If the Court believed the Township was not acting in good faith to ensure its obligation was met, it could have let the Intervenors make their own plan, called a Builder’s Remedy Lawsuit. In South Brunswick, that is exactly what happened and the Court determined that their obligation was more than 2,900 units of affordable housing (plus thousands of market rate units). The judge also determined that this plan could be implemented by the builders themselves versus by the Town’s Planning Board in a public setting, working in conjunction with court-appointed professional planners and cutting the Township entirely out of the process, from determining where the units would be built to what they look like, who would live there and how the rentals would be managed.

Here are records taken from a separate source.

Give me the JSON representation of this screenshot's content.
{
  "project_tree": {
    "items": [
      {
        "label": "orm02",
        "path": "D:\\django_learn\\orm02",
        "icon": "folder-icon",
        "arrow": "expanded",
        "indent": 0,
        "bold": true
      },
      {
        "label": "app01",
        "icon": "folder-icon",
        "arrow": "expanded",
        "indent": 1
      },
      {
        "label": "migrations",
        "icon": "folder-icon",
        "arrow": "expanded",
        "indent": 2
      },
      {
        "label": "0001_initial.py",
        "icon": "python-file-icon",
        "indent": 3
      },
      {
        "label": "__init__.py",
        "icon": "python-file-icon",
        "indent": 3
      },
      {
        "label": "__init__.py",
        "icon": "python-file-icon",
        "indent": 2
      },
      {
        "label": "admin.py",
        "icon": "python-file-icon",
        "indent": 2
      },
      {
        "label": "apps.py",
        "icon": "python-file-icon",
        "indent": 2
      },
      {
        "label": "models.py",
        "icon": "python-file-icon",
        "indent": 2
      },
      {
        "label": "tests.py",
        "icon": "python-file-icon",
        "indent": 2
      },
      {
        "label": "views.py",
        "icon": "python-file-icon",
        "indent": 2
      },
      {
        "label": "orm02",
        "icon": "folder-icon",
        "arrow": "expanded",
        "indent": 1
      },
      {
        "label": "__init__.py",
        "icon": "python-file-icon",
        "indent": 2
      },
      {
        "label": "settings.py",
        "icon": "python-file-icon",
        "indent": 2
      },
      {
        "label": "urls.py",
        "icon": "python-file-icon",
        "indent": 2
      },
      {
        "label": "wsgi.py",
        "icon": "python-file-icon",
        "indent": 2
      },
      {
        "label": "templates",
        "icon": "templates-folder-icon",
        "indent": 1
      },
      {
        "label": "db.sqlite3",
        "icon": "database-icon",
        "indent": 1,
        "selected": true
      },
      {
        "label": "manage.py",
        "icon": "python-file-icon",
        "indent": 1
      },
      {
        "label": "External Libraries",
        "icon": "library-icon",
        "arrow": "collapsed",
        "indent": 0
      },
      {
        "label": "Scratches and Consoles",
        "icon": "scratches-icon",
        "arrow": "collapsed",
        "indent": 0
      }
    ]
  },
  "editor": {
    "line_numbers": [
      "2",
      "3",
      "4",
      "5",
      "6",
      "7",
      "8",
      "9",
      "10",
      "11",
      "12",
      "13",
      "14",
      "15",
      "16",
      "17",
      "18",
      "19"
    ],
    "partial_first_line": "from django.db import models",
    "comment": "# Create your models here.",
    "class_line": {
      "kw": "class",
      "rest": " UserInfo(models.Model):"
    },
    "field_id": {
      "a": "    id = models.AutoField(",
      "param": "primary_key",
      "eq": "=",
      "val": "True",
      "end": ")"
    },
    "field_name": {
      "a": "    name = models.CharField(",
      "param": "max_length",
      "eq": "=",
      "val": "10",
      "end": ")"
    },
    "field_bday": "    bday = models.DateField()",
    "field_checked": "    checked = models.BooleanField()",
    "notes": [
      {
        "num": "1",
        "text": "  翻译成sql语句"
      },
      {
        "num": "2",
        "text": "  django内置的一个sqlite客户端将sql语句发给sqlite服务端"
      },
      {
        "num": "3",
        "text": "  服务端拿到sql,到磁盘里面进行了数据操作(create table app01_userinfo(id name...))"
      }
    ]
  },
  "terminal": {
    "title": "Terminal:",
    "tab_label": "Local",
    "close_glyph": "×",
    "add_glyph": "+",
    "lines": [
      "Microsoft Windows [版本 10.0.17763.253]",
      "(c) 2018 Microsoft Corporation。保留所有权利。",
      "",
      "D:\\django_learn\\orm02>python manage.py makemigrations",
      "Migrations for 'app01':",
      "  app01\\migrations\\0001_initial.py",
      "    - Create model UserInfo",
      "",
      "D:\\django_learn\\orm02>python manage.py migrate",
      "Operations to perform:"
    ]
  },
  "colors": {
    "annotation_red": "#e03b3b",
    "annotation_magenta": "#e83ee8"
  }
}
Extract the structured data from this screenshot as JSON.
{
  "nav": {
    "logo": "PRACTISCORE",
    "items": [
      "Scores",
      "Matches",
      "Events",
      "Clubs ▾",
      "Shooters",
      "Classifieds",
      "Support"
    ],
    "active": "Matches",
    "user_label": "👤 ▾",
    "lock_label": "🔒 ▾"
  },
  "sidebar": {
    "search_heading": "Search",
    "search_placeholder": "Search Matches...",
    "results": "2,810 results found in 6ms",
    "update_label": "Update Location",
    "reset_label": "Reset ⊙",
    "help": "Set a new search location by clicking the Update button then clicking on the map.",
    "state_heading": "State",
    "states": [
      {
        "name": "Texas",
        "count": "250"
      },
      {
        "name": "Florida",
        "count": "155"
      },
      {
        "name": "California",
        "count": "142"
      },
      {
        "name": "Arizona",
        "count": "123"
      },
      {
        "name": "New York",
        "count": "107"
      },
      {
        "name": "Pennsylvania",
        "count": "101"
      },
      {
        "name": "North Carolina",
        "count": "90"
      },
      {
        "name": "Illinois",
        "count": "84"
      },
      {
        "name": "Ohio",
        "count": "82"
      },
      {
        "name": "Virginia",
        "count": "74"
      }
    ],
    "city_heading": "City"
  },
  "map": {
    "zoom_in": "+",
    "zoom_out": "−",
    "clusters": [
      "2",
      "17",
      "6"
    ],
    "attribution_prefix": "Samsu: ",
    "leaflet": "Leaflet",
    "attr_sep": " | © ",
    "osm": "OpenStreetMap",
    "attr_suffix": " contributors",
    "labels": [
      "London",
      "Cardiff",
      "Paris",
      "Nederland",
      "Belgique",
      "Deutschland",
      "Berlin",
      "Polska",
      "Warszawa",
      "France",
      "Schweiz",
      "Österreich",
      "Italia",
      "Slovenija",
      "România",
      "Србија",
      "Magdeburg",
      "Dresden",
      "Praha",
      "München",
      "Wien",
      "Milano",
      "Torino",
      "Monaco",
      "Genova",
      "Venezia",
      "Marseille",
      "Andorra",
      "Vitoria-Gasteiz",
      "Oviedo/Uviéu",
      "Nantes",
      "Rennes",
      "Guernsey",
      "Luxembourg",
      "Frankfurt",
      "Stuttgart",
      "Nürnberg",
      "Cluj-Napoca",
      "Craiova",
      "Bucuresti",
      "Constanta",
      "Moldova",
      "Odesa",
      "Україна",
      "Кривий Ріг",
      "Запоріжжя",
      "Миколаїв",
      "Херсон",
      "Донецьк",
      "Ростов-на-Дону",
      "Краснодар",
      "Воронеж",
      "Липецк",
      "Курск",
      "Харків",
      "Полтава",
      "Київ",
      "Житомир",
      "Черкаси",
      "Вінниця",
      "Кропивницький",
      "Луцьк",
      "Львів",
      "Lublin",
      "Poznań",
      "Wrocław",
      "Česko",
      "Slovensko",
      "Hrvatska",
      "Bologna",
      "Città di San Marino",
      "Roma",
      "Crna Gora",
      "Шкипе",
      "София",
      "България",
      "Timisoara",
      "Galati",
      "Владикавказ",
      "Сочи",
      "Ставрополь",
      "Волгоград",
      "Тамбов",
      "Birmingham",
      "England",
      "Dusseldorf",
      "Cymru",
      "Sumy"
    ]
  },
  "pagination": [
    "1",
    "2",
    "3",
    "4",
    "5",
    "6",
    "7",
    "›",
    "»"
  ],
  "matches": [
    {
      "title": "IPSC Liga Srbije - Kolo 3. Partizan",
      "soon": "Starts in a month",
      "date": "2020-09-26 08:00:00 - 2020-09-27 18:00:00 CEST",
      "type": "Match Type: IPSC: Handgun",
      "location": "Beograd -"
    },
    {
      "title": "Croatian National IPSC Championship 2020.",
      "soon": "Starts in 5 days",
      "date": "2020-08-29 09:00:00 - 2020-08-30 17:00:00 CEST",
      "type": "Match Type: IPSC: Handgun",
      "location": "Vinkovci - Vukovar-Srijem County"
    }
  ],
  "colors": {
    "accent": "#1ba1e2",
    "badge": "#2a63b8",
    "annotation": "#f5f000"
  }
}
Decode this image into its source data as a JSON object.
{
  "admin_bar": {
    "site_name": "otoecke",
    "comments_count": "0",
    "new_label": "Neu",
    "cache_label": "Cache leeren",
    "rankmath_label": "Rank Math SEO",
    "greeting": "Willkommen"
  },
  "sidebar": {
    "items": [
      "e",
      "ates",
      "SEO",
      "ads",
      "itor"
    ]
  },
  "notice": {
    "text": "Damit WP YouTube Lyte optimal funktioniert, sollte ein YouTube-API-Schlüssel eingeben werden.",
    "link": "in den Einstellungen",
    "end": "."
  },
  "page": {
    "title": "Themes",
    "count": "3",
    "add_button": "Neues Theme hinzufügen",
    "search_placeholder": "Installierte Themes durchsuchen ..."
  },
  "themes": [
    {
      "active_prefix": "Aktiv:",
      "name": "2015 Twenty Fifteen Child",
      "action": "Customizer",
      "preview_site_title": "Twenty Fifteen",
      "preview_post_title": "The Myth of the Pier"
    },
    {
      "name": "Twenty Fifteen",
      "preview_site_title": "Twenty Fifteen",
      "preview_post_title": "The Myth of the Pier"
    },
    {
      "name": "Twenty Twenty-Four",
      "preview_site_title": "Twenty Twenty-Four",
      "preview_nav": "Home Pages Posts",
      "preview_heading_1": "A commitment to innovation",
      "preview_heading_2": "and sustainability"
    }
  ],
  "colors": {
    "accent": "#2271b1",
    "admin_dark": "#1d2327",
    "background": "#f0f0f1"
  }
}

In a Builders Remedy Lawsuit, any property owner can propose their site for development, including lands that are not currently in sewer service areas. In the 1990’s, in a prior COAH round, Hopewell Township was subject to a Builders Remedy lawsuit because it failed to make sufficient progress towards meetings its affordable housing obligations. This resulted in Brandon Farms, a new development with over 1200 homes and a ratio of 8-9 market rate units for each affordable unit.